One of the most important things to remember here is that there is no manual when it comes to mental health. Caring for yourself properly requires adjustments and re-evaluations, and including your friends and family in this can be very difficult. Sometimes writing your needs and concerns out on paper or in email and sharing with your loved ones that way eases some of the discomfort.
Have you discussed your physical needs with your friends and family? How did they respond?
@CrzyCreoleMommy reminds us that true friends will understand that we all have different needs. Surround yourselves with people who don’t make your life harder when it comes to your illness!
If you are an IBD or ostomy veteran, what advice do you have for our community of newly diagnosed ladies when talking to their loved ones about IBD for the first time this holiday season?
Shawn reminds us to take your time and be patient with yourself and others. There were times where you didn’t understand your diagnosis, your family and friends are likely still in that place. Sara also reminds us that this gets easier with time. Putting pressure on yourself to be perfect and your loved ones to react perfectly won’t end positively. Remember that we can’t control other’s reactions. They won’t always be supportive and comforting, and we have to accept that these types of responses are a reality for a lot of us. @smanna750’s recommendation is to always be educated about your illness! The more you know, the better you can communicate the details with others!
How do we make self care a priority during the holidays, whether we are celebrating in a large group or on our own?
A change of clothes can make an enormous difference! Get the dressed up family photos in your pretty outfit, and then go change and be comfy! Try starting a new “holiday pajama” party, you definitely won’t be the only one there who isn’t wanting to wear their slacks!
Thank you again to Shawn and Sara for their wonderful contributions to our Twitter chat, and our community in general! Warmest wishes to all of our beloved GWGs during this holiday season!
Casey Flancbaum was diagnosed with ulcerative colitis at 22, which ultimately was changed to a diagnosis of Crohn’s disease the next year. She found the GWG organization and forum during a late night search for a support group geared towards women and is so grateful for the online community that she is now a part of!

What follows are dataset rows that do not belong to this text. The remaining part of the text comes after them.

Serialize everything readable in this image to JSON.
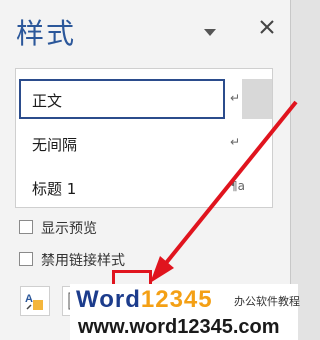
{
  "pane": {
    "title": "样式",
    "icons": {
      "options": "chevron-down-icon",
      "close": "close-icon"
    }
  },
  "style_list": {
    "items": [
      {
        "label": "正文",
        "mark": "↵",
        "selected": true
      },
      {
        "label": "无间隔",
        "mark": "↵",
        "selected": false
      },
      {
        "label": "标题 1",
        "mark": "¶a",
        "selected": false
      }
    ]
  },
  "options": {
    "show_preview": {
      "label": "显示预览",
      "checked": false
    },
    "disable_linked_styles": {
      "label": "禁用链接样式",
      "checked": false
    }
  },
  "footer_buttons": [
    "new-style-icon",
    "style-inspector-icon",
    "manage-styles-icon"
  ],
  "annotation": {
    "color": "#e0141e"
  },
  "watermark": {
    "brand_prefix": "Word",
    "brand_number": "12345",
    "brand_tagline": "办公软件教程",
    "url": "www.word12345.com"
  },
  "colors": {
    "accent": "#2b579a",
    "selection_border": "#2b4c8c",
    "watermark_blue": "#1c3c8c",
    "watermark_orange": "#f4a015"
  }
}
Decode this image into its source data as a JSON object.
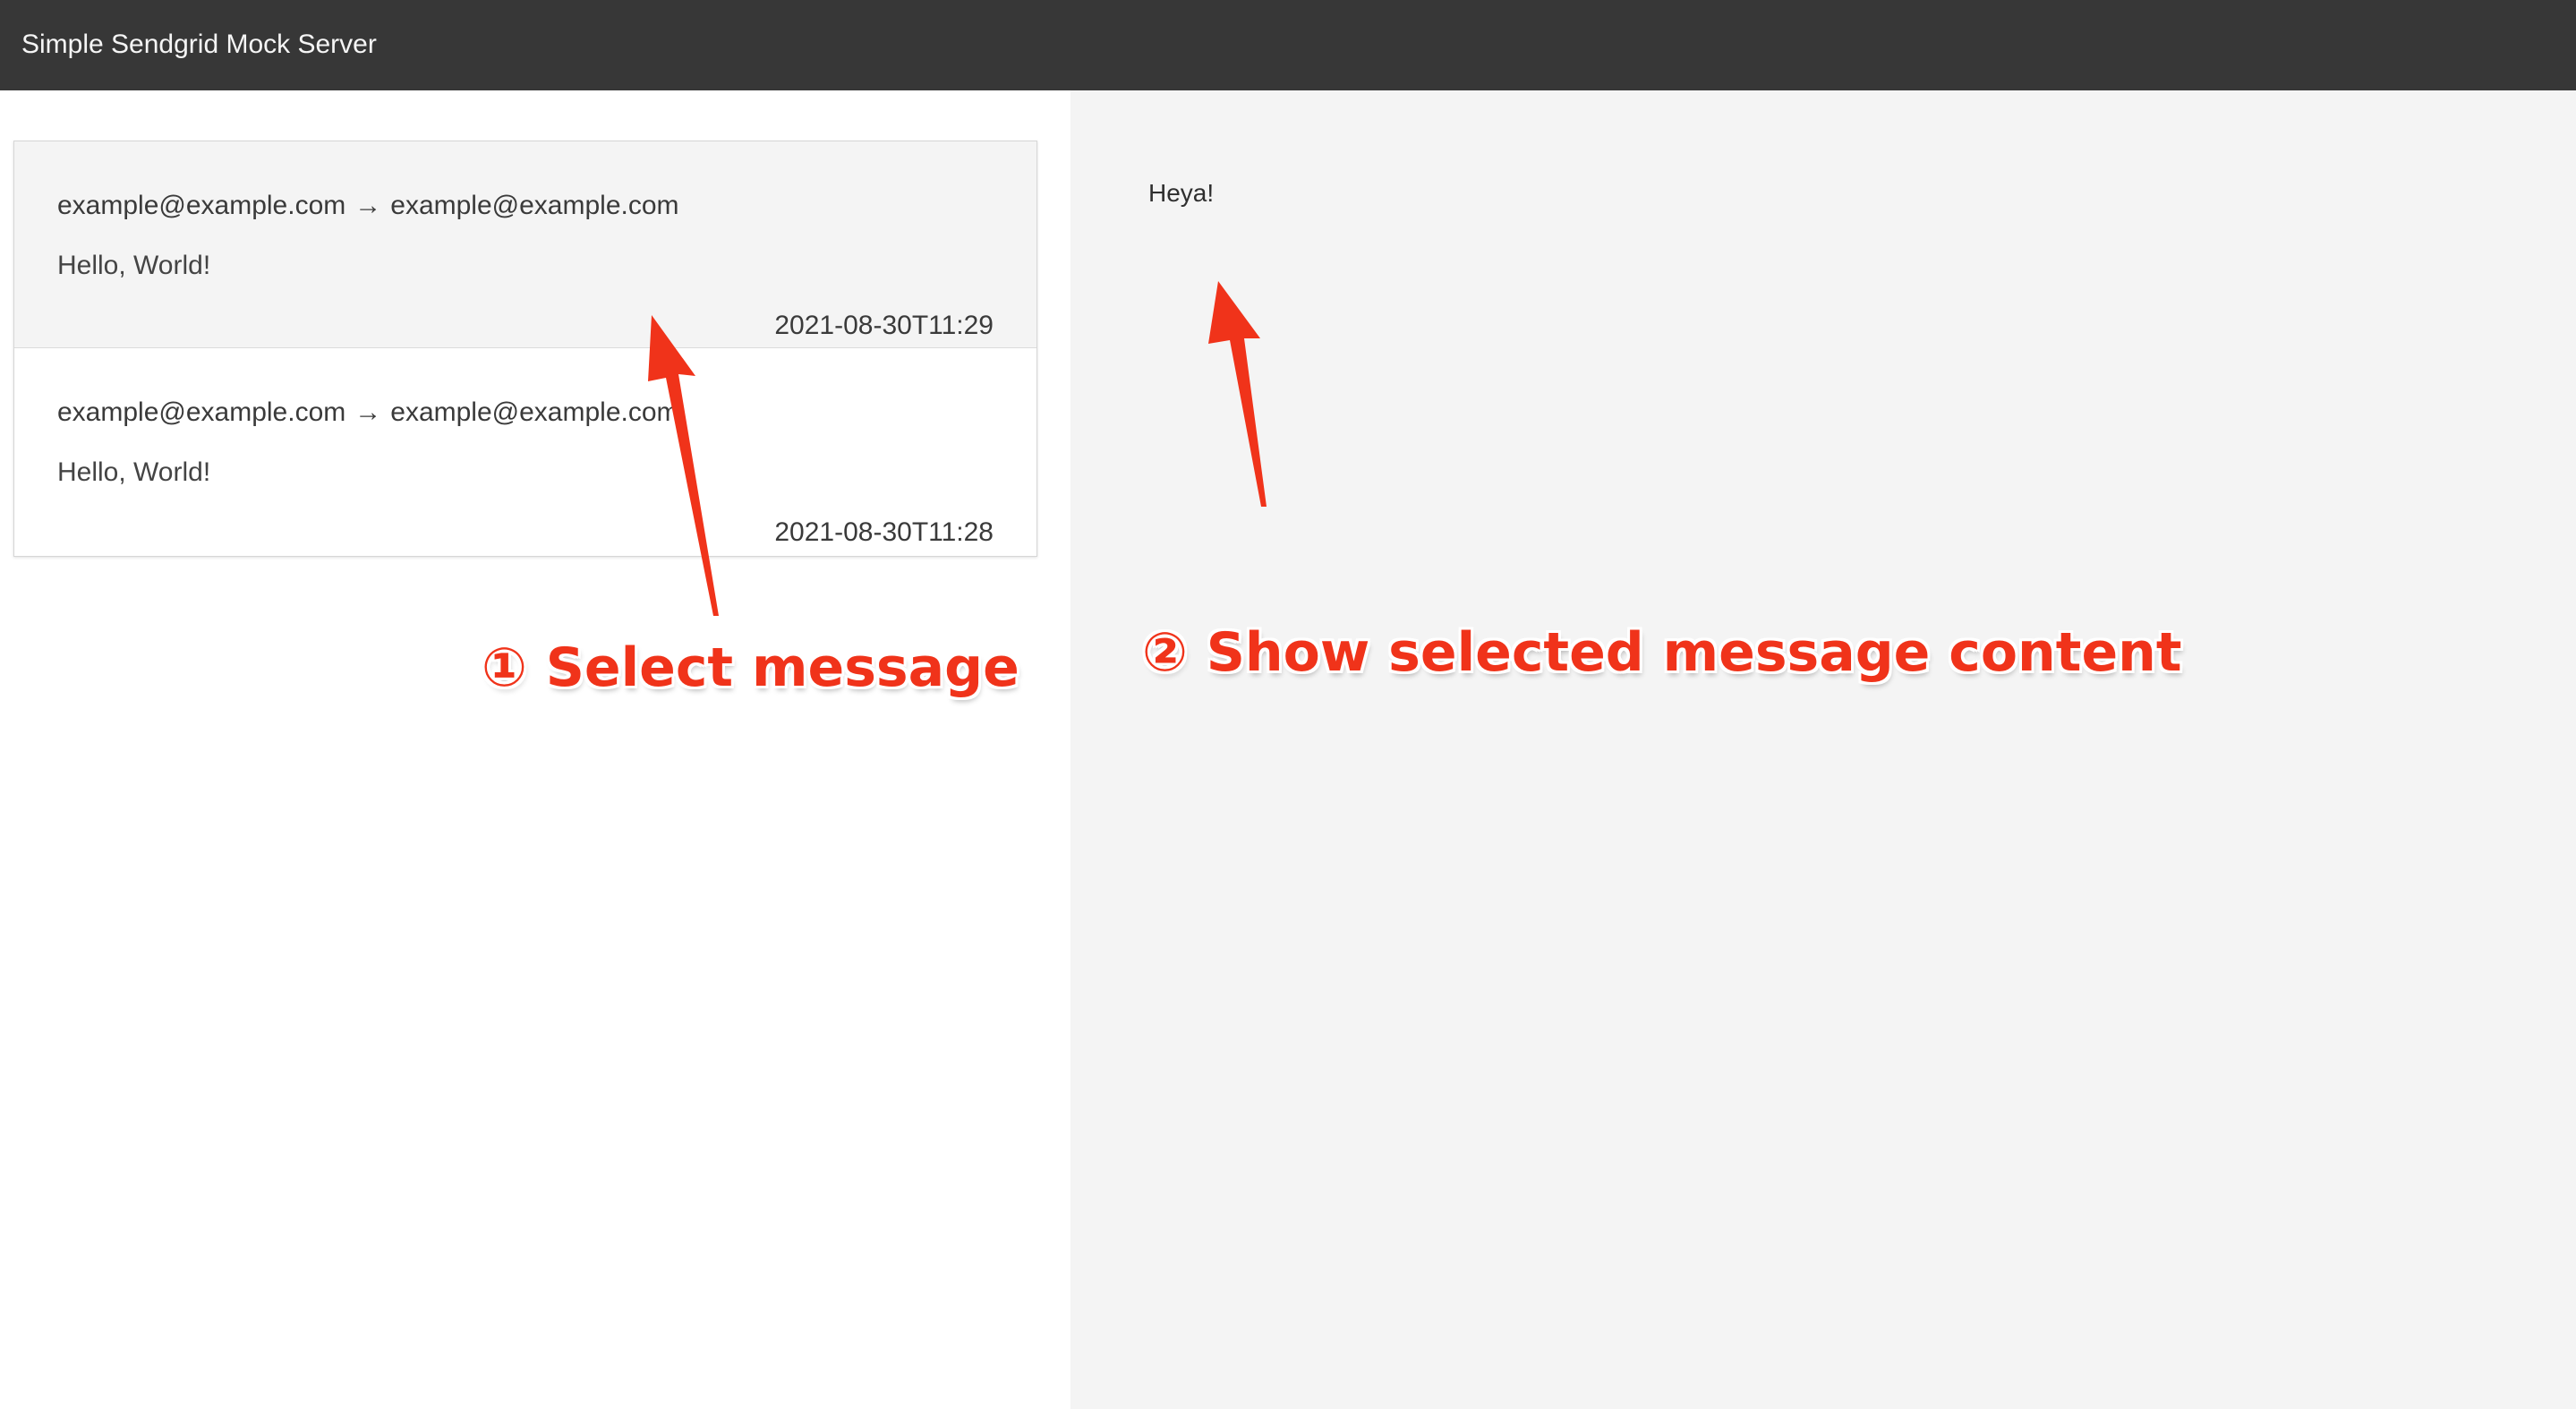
{
  "app": {
    "title": "Simple Sendgrid Mock Server"
  },
  "messages": [
    {
      "from": "example@example.com",
      "arrow": "→",
      "to": "example@example.com",
      "subject": "Hello, World!",
      "time": "2021-08-30T11:29",
      "selected": true
    },
    {
      "from": "example@example.com",
      "arrow": "→",
      "to": "example@example.com",
      "subject": "Hello, World!",
      "time": "2021-08-30T11:28",
      "selected": false
    }
  ],
  "preview": {
    "body": "Heya!"
  },
  "annotations": {
    "step1": "① Select message",
    "step2": "② Show selected message content",
    "color": "#f0331a"
  },
  "colors": {
    "topbar": "#373737",
    "preview_background": "#f4f4f4",
    "selected_item": "#f4f4f4"
  }
}
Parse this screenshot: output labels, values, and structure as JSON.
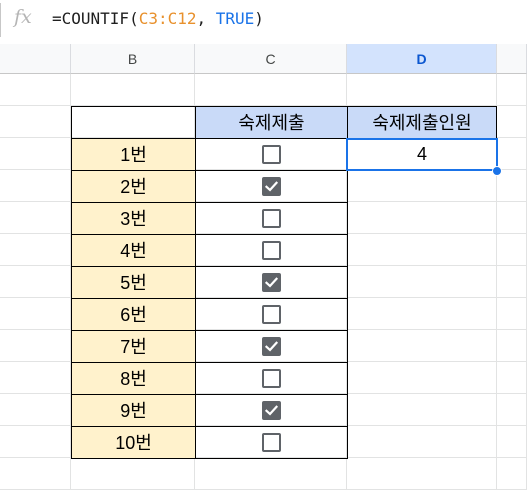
{
  "formula_bar": {
    "icon": "fx-icon",
    "formula_prefix": "=COUNTIF(",
    "formula_range": "C3:C12",
    "formula_sep": ", ",
    "formula_bool": "TRUE",
    "formula_suffix": ")"
  },
  "columns": [
    "B",
    "C",
    "D"
  ],
  "selected_column": "D",
  "table": {
    "header_c": "숙제제출",
    "header_d": "숙제제출인원",
    "result": "4",
    "rows": [
      {
        "label": "1번",
        "checked": false
      },
      {
        "label": "2번",
        "checked": true
      },
      {
        "label": "3번",
        "checked": false
      },
      {
        "label": "4번",
        "checked": false
      },
      {
        "label": "5번",
        "checked": true
      },
      {
        "label": "6번",
        "checked": false
      },
      {
        "label": "7번",
        "checked": true
      },
      {
        "label": "8번",
        "checked": false
      },
      {
        "label": "9번",
        "checked": true
      },
      {
        "label": "10번",
        "checked": false
      }
    ]
  },
  "colors": {
    "header_fill": "#c9daf8",
    "label_fill": "#fff2cc",
    "selection": "#1a73e8"
  }
}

Casey holds degrees in Music Performance from the Crane School of Music and University of North Texas, and is currently an active performer and teacher in the DFW area. In her free time, Casey loves to cook, garden, and spend time with her amazing husband, Samson, and three adorable fur kids, Jackson, Roxy, and Roscoe!